In Gujarat, the Navratri festival is devoted to festival to her, Maa Amba, the Goddess of Shakti (power) and temples have a constant stream of visitors. No wonder they call it Vibrant Gujarat The most popular form of celebration is the performance of Gujarat’s folk-dances, the garba and dandia-ras, and beautiful chaniya cholis swirl and glitter as the women wearing them twirl in a fantastic fusion of dance and devotion for the nine nights of Navratri.
Happy Navratri to all my Gujarati friends as you celebrate this year.
Hindu gods and goddesses confuse me with their many names and manifestations – however it seems, Shakti is the divine manifestation of Lord Shiva, and Navratri is dedicated to the three main goddesses of Hinduism – Parvati, Lakshmi and Sarasvati. The first three nights are dedicated to the goddess of action and energy when her different manifestations – Kumari, Parvati and Kali are worshipped. They represent the virgin girl, auspicious wife or mother, and the angry old hag: the different aspects of our nature.
The festival is a non-stop ‘circle of ecstasy’ with millions swaying in a colourful fusion of dance and devotion. Claimed as the longest-dance-in-the-world, it is said Gujarat does not sleep during this time and people dress-up and dance until the wee hours: I am about to find out when I attend the inaugural night held in Gandhinagar, on the outskirts of Ahmedabad.
River sand has been spread over the ground, a fine green nylon mesh laid over it, and thousands of chairs and couches face the huge stage. I’m directed to my seat, where I am most misleadingly identified as a ‘Prominent Lady Journalist’. Exploring the eight themed pavilions and photo-gallery of heritage sites whet my appetite for this, my first trip to India, and although the 150 handicraft stalls are enticing, soon it’s time to return to my front row seat.

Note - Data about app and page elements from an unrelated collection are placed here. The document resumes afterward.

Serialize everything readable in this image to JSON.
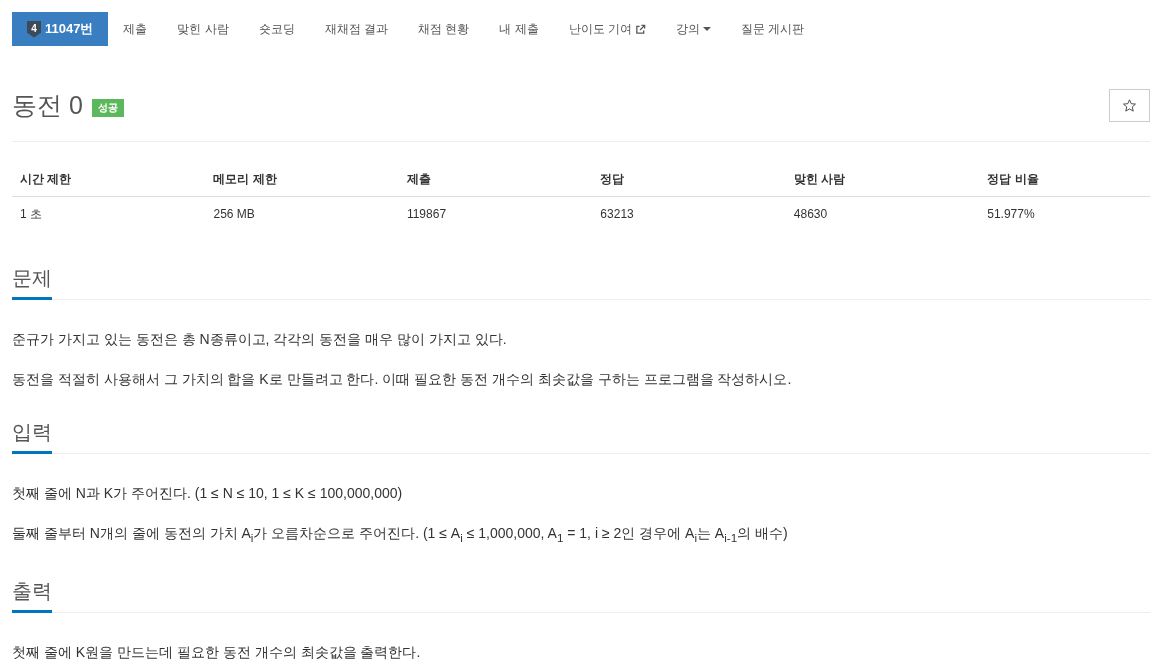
{
  "nav": {
    "tabs": [
      {
        "label": "11047번",
        "kind": "problem",
        "tier": "4",
        "selected": true
      },
      {
        "label": "제출",
        "kind": "link",
        "selected": false
      },
      {
        "label": "맞힌 사람",
        "kind": "link",
        "selected": false
      },
      {
        "label": "숏코딩",
        "kind": "link",
        "selected": false
      },
      {
        "label": "재채점 결과",
        "kind": "link",
        "selected": false
      },
      {
        "label": "채점 현황",
        "kind": "link",
        "selected": false
      },
      {
        "label": "내 제출",
        "kind": "link",
        "selected": false
      },
      {
        "label": "난이도 기여",
        "kind": "external",
        "selected": false
      },
      {
        "label": "강의",
        "kind": "dropdown",
        "selected": false
      },
      {
        "label": "질문 게시판",
        "kind": "link",
        "selected": false
      }
    ]
  },
  "problem": {
    "title": "동전 0",
    "status_badge": "성공",
    "starred": false
  },
  "info_table": {
    "columns": [
      "시간 제한",
      "메모리 제한",
      "제출",
      "정답",
      "맞힌 사람",
      "정답 비율"
    ],
    "rows": [
      [
        "1 초",
        "256 MB",
        "119867",
        "63213",
        "48630",
        "51.977%"
      ]
    ]
  },
  "sections": [
    {
      "heading": "문제",
      "paragraphs": [
        "준규가 가지고 있는 동전은 총 N종류이고, 각각의 동전을 매우 많이 가지고 있다.",
        "동전을 적절히 사용해서 그 가치의 합을 K로 만들려고 한다. 이때 필요한 동전 개수의 최솟값을 구하는 프로그램을 작성하시오."
      ]
    },
    {
      "heading": "입력",
      "paragraphs": [
        "첫째 줄에 N과 K가 주어진다. (1 ≤ N ≤ 10, 1 ≤ K ≤ 100,000,000)",
        "둘째 줄부터 N개의 줄에 동전의 가치 A$_{i}$가 오름차순으로 주어진다. (1 ≤ A$_{i}$ ≤ 1,000,000, A$_{1}$ = 1, i ≥ 2인 경우에 A$_{i}$는 A$_{i-1}$의 배수)"
      ]
    },
    {
      "heading": "출력",
      "paragraphs": [
        "첫째 줄에 K원을 만드는데 필요한 동전 개수의 최솟값을 출력한다."
      ]
    }
  ]
}
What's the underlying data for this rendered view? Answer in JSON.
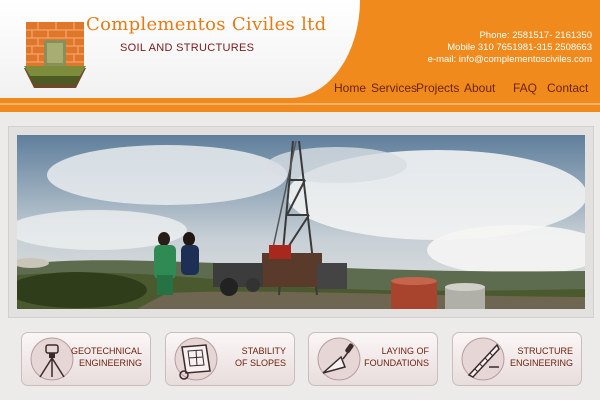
{
  "header": {
    "company_name": "Complementos Civiles ltd",
    "tagline": "SOIL AND STRUCTURES",
    "phone": "Phone: 2581517- 2161350",
    "mobile": "Mobile 310 7651981-315 2508663",
    "email": "e-mail: info@complementosciviles.com"
  },
  "nav": {
    "items": [
      {
        "label": "Home"
      },
      {
        "label": "Services"
      },
      {
        "label": "Projects"
      },
      {
        "label": "About"
      },
      {
        "label": "FAQ"
      },
      {
        "label": "Contact"
      }
    ]
  },
  "services": [
    {
      "line1": "GEOTECHNICAL",
      "line2": "ENGINEERING",
      "icon": "theodolite-icon"
    },
    {
      "line1": "STABILITY",
      "line2": "OF SLOPES",
      "icon": "blueprint-icon"
    },
    {
      "line1": "LAYING OF",
      "line2": "FOUNDATIONS",
      "icon": "trowel-icon"
    },
    {
      "line1": "STRUCTURE",
      "line2": "ENGINEERING",
      "icon": "ruler-icon"
    }
  ],
  "colors": {
    "accent": "#f08a1c",
    "nav_text": "#6b2406",
    "company_text": "#e67b14"
  }
}
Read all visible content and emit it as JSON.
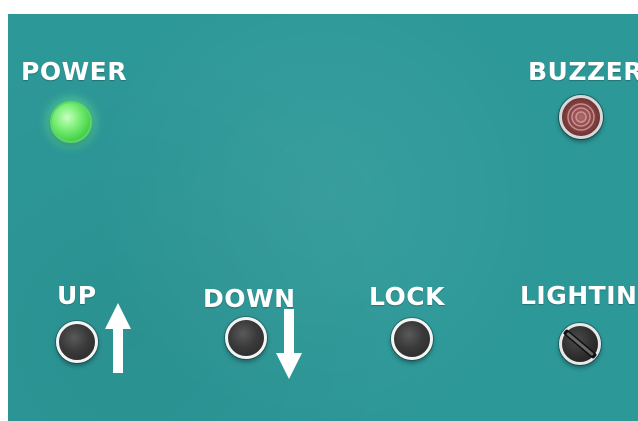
{
  "panel": {
    "background_color": "#2d9898",
    "labels": {
      "power": "POWER",
      "buzzer": "BUZZER",
      "up": "UP",
      "down": "DOWN",
      "lock": "LOCK",
      "lighting": "LIGHTING"
    },
    "indicators": {
      "power_led_color": "#6fe86a",
      "buzzer_color": "#8c4848"
    },
    "icons": {
      "up": "arrow-up-icon",
      "down": "arrow-down-icon",
      "lighting": "selector-switch-icon"
    }
  }
}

The music starts and some seven hundred dancers introduce me to the ancient dances and worship of the female deities. Garba, the traditional dance, ranges from three simple three steps though to complicated routines and I fall in love with the colour and music too. The few hours pass very quickly, the weather stays fine and all too soon an extravagance display of nine simultaneous garba performances signals the finale.

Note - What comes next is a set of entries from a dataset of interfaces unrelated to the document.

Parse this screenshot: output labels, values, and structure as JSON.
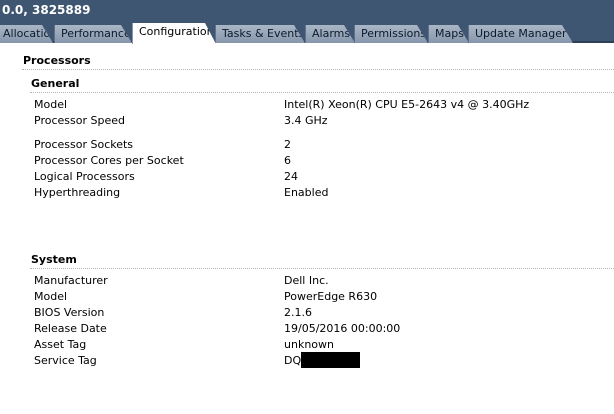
{
  "window": {
    "title": "0.0, 3825889"
  },
  "tabs": [
    {
      "label": "Allocation",
      "active": false
    },
    {
      "label": "Performance",
      "active": false
    },
    {
      "label": "Configuration",
      "active": true
    },
    {
      "label": "Tasks & Events",
      "active": false
    },
    {
      "label": "Alarms",
      "active": false
    },
    {
      "label": "Permissions",
      "active": false
    },
    {
      "label": "Maps",
      "active": false
    },
    {
      "label": "Update Manager",
      "active": false
    }
  ],
  "processors": {
    "title": "Processors",
    "general": {
      "title": "General",
      "rows": [
        {
          "label": "Model",
          "value": "Intel(R) Xeon(R) CPU E5-2643 v4 @ 3.40GHz"
        },
        {
          "label": "Processor Speed",
          "value": "3.4 GHz"
        },
        {
          "label": "Processor Sockets",
          "value": "2"
        },
        {
          "label": "Processor Cores per Socket",
          "value": "6"
        },
        {
          "label": "Logical Processors",
          "value": "24"
        },
        {
          "label": "Hyperthreading",
          "value": "Enabled"
        }
      ]
    },
    "system": {
      "title": "System",
      "rows": [
        {
          "label": "Manufacturer",
          "value": "Dell Inc."
        },
        {
          "label": "Model",
          "value": "PowerEdge R630"
        },
        {
          "label": "BIOS Version",
          "value": "2.1.6"
        },
        {
          "label": "Release Date",
          "value": "19/05/2016 00:00:00"
        },
        {
          "label": "Asset Tag",
          "value": "unknown"
        },
        {
          "label": "Service Tag",
          "value": "DQ"
        }
      ]
    }
  },
  "colors": {
    "header_bg": "#3f5672",
    "tab_inactive": "#96a4b7",
    "tab_active": "#ffffff"
  }
}
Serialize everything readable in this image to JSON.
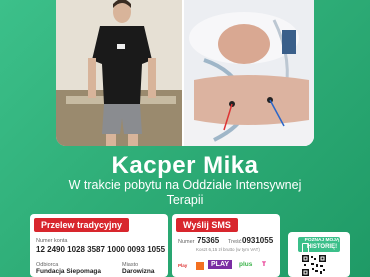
{
  "person": {
    "name": "Kacper Mika",
    "subtitle": "W trakcie pobytu na Oddziale Intensywnej Terapii"
  },
  "transfer": {
    "heading": "Przelew tradycyjny",
    "account_label": "Numer konta",
    "account_number": "12 2490 1028 3587 1000 0093 1055",
    "recipient_label": "Odbiorca",
    "recipient": "Fundacja Siepomaga",
    "city_label": "Miasto",
    "city": "Darowizna"
  },
  "sms": {
    "heading": "Wyślij SMS",
    "number_label": "Numer",
    "number": "75365",
    "content_label": "Treść",
    "content": "0931055",
    "note": "Koszt 6,15 zł brutto (w tym VAT)",
    "operators": [
      "Play",
      "PLAY",
      "plus",
      "T"
    ]
  },
  "qr": {
    "heading_line1": "POZNAJ MOJĄ",
    "heading_line2": "HISTORIĘ!"
  },
  "colors": {
    "background": "#2fae78",
    "accent_red": "#d8262d",
    "accent_green": "#3bbf8a"
  }
}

As the music fades, groups of women dressed in pink, move through the hordes handing us all a diya (small earthenware container with a candle inside it) and matches, and as the aarti (blessing) happens, the grounds glow with their flickering, soft yellow lights.
As one of the very few westerners here I am spoken to by many locals as we head for the exits. Again and again I’m told, ‘this makes me feel really nostalgic’ ‘It’s great to see the old traditional garba on the stage’ and ‘This is what Navratri was like in my childhood. I love it.’ So do I.

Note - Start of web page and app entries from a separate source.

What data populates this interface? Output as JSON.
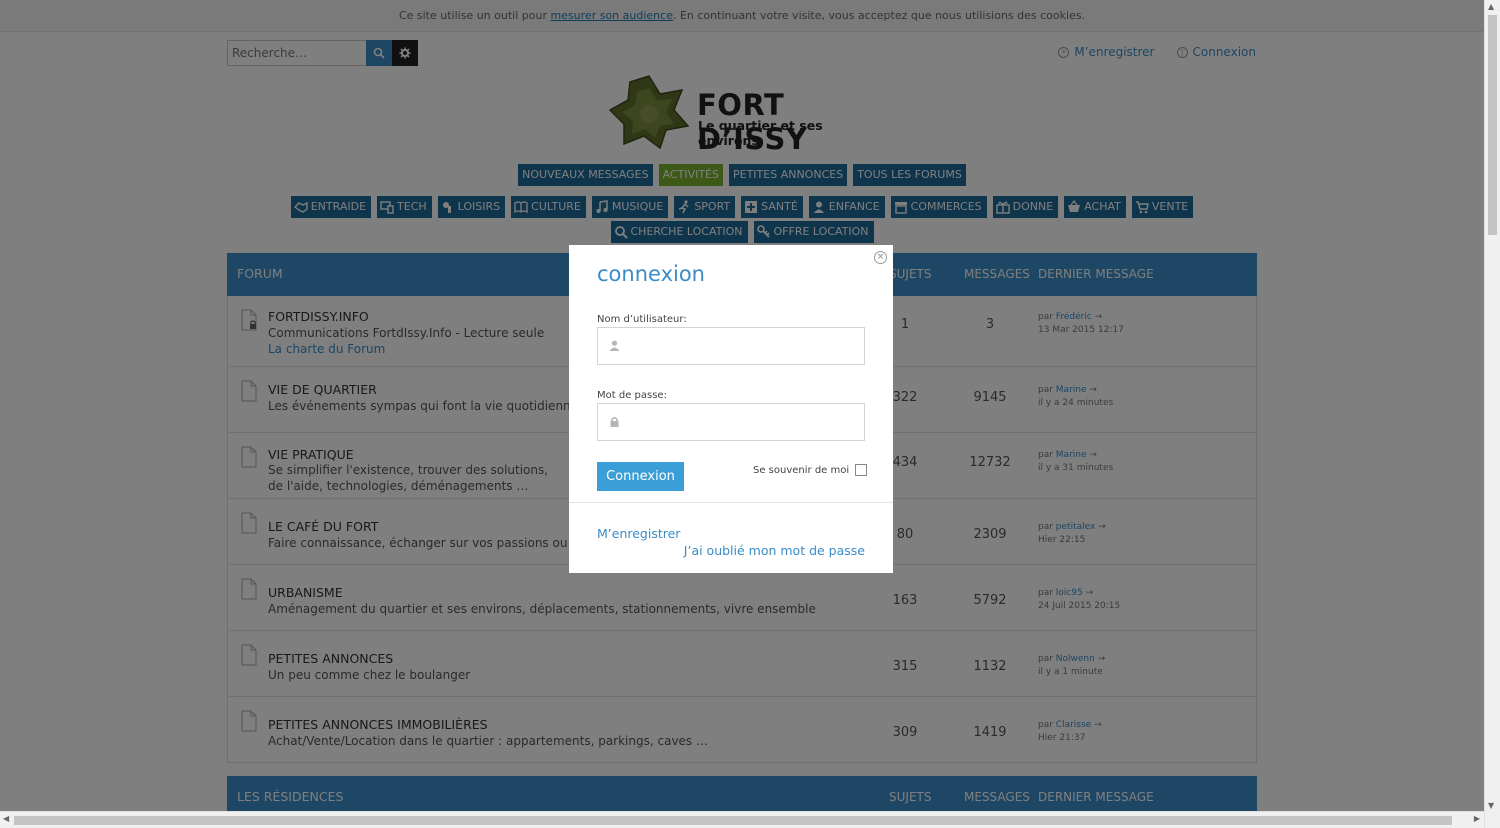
{
  "cookie": {
    "before": "Ce site utilise un outil pour ",
    "link": "mesurer son audience",
    "after": ". En continuant votre visite, vous acceptez que nous utilisions des cookies."
  },
  "search": {
    "placeholder": "Recherche…"
  },
  "header_links": {
    "register": "M’enregistrer",
    "login": "Connexion"
  },
  "logo": {
    "title": "FORT D’ISSY",
    "subtitle": "Le quartier et ses environs"
  },
  "nav_primary": [
    {
      "label": "NOUVEAUX MESSAGES",
      "active": false
    },
    {
      "label": "ACTIVITÉS",
      "active": true
    },
    {
      "label": "PETITES ANNONCES",
      "active": false
    },
    {
      "label": "TOUS LES FORUMS",
      "active": false
    }
  ],
  "nav_categories_row1": [
    {
      "label": "ENTRAIDE",
      "icon": "handshake-icon"
    },
    {
      "label": "TECH",
      "icon": "devices-icon"
    },
    {
      "label": "LOISIRS",
      "icon": "leisure-icon"
    },
    {
      "label": "CULTURE",
      "icon": "book-icon"
    },
    {
      "label": "MUSIQUE",
      "icon": "music-note-icon"
    },
    {
      "label": "SPORT",
      "icon": "running-icon"
    },
    {
      "label": "SANTÉ",
      "icon": "medical-cross-icon"
    },
    {
      "label": "ENFANCE",
      "icon": "child-icon"
    },
    {
      "label": "COMMERCES",
      "icon": "shop-icon"
    },
    {
      "label": "DONNE",
      "icon": "gift-icon"
    },
    {
      "label": "ACHAT",
      "icon": "basket-icon"
    },
    {
      "label": "VENTE",
      "icon": "cart-icon"
    }
  ],
  "nav_categories_row2": [
    {
      "label": "CHERCHE LOCATION",
      "icon": "search-icon"
    },
    {
      "label": "OFFRE LOCATION",
      "icon": "key-icon"
    }
  ],
  "forum_header": {
    "forum": "FORUM",
    "topics": "SUJETS",
    "messages": "MESSAGES",
    "last": "DERNIER MESSAGE"
  },
  "forums": [
    {
      "name": "FORTDISSY.INFO",
      "desc": "Communications FortdIssy.Info - Lecture seule",
      "link": "La charte du Forum",
      "locked": true,
      "topics": "1",
      "messages": "3",
      "last_by": "par ",
      "last_user": "Frédéric",
      "last_time": "13 Mar 2015 12:17"
    },
    {
      "name": "VIE DE QUARTIER",
      "desc": "Les événements sympas qui font la vie quotidienne au fort",
      "topics": "322",
      "messages": "9145",
      "last_by": "par ",
      "last_user": "Marine",
      "last_time": "il y a 24 minutes"
    },
    {
      "name": "VIE PRATIQUE",
      "desc": "Se simplifier l'existence, trouver des solutions, de l'aide, technologies, déménagements …",
      "topics": "434",
      "messages": "12732",
      "last_by": "par ",
      "last_user": "Marine",
      "last_time": "il y a 31 minutes"
    },
    {
      "name": "LE CAFÉ DU FORT",
      "desc": "Faire connaissance, échanger sur vos passions ou vos projets",
      "topics": "80",
      "messages": "2309",
      "last_by": "par ",
      "last_user": "petitalex",
      "last_time": "Hier 22:15"
    },
    {
      "name": "URBANISME",
      "desc": "Aménagement du quartier et ses environs, déplacements, stationnements, vivre ensemble",
      "topics": "163",
      "messages": "5792",
      "last_by": "par ",
      "last_user": "loic95",
      "last_time": "24 Juil 2015 20:15"
    },
    {
      "name": "PETITES ANNONCES",
      "desc": "Un peu comme chez le boulanger",
      "topics": "315",
      "messages": "1132",
      "last_by": "par ",
      "last_user": "Nolwenn",
      "last_time": "il y a 1 minute"
    },
    {
      "name": "PETITES ANNONCES IMMOBILIÈRES",
      "desc": "Achat/Vente/Location dans le quartier : appartements, parkings, caves …",
      "topics": "309",
      "messages": "1419",
      "last_by": "par ",
      "last_user": "Clarisse",
      "last_time": "Hier 21:37"
    }
  ],
  "residences_header": {
    "title": "LES RÉSIDENCES",
    "topics": "SUJETS",
    "messages": "MESSAGES",
    "last": "DERNIER MESSAGE"
  },
  "modal": {
    "title": "connexion",
    "close": "×",
    "username_label": "Nom d’utilisateur:",
    "password_label": "Mot de passe:",
    "submit": "Connexion",
    "remember": "Se souvenir de moi",
    "register": "M’enregistrer",
    "forgot": "J’ai oublié mon mot de passe"
  },
  "colors": {
    "primary": "#1e6a9b",
    "header_blue": "#3b8ec8",
    "active_green": "#7bb32e",
    "link_blue": "#3a8cc7",
    "button_blue": "#3a9fd6"
  }
}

The next night I join the celebrations and in traditional clothes I too am clapping and trying to dance in the concentric circles. Women and young girls twirl in their glittering chanai-choli while the men, with their traditional clothes and headgear, gracefully keep in step also. Despite laughing, all are tolerant of my clumsy efforts – seemingly enjoying having a westerner join their festivities.
During Navratri, some devotees of Durga observe a fast and prayers are offered for the protection of health and property. A period of introspection and purification, Navratri is traditionally considered an auspicious time for starting new ventures.
Although Gujarat is well-known as a progressive business state and Navratri presents a colourful mix of culture, dance and devotion the state also has a rich tourism potential: exquisite beaches, great birding, enchanting forests, enthralling wildlife, ancient temples, desert, and is the birth-place of Mahatma Gandhi: go there before too many other tourists discover it.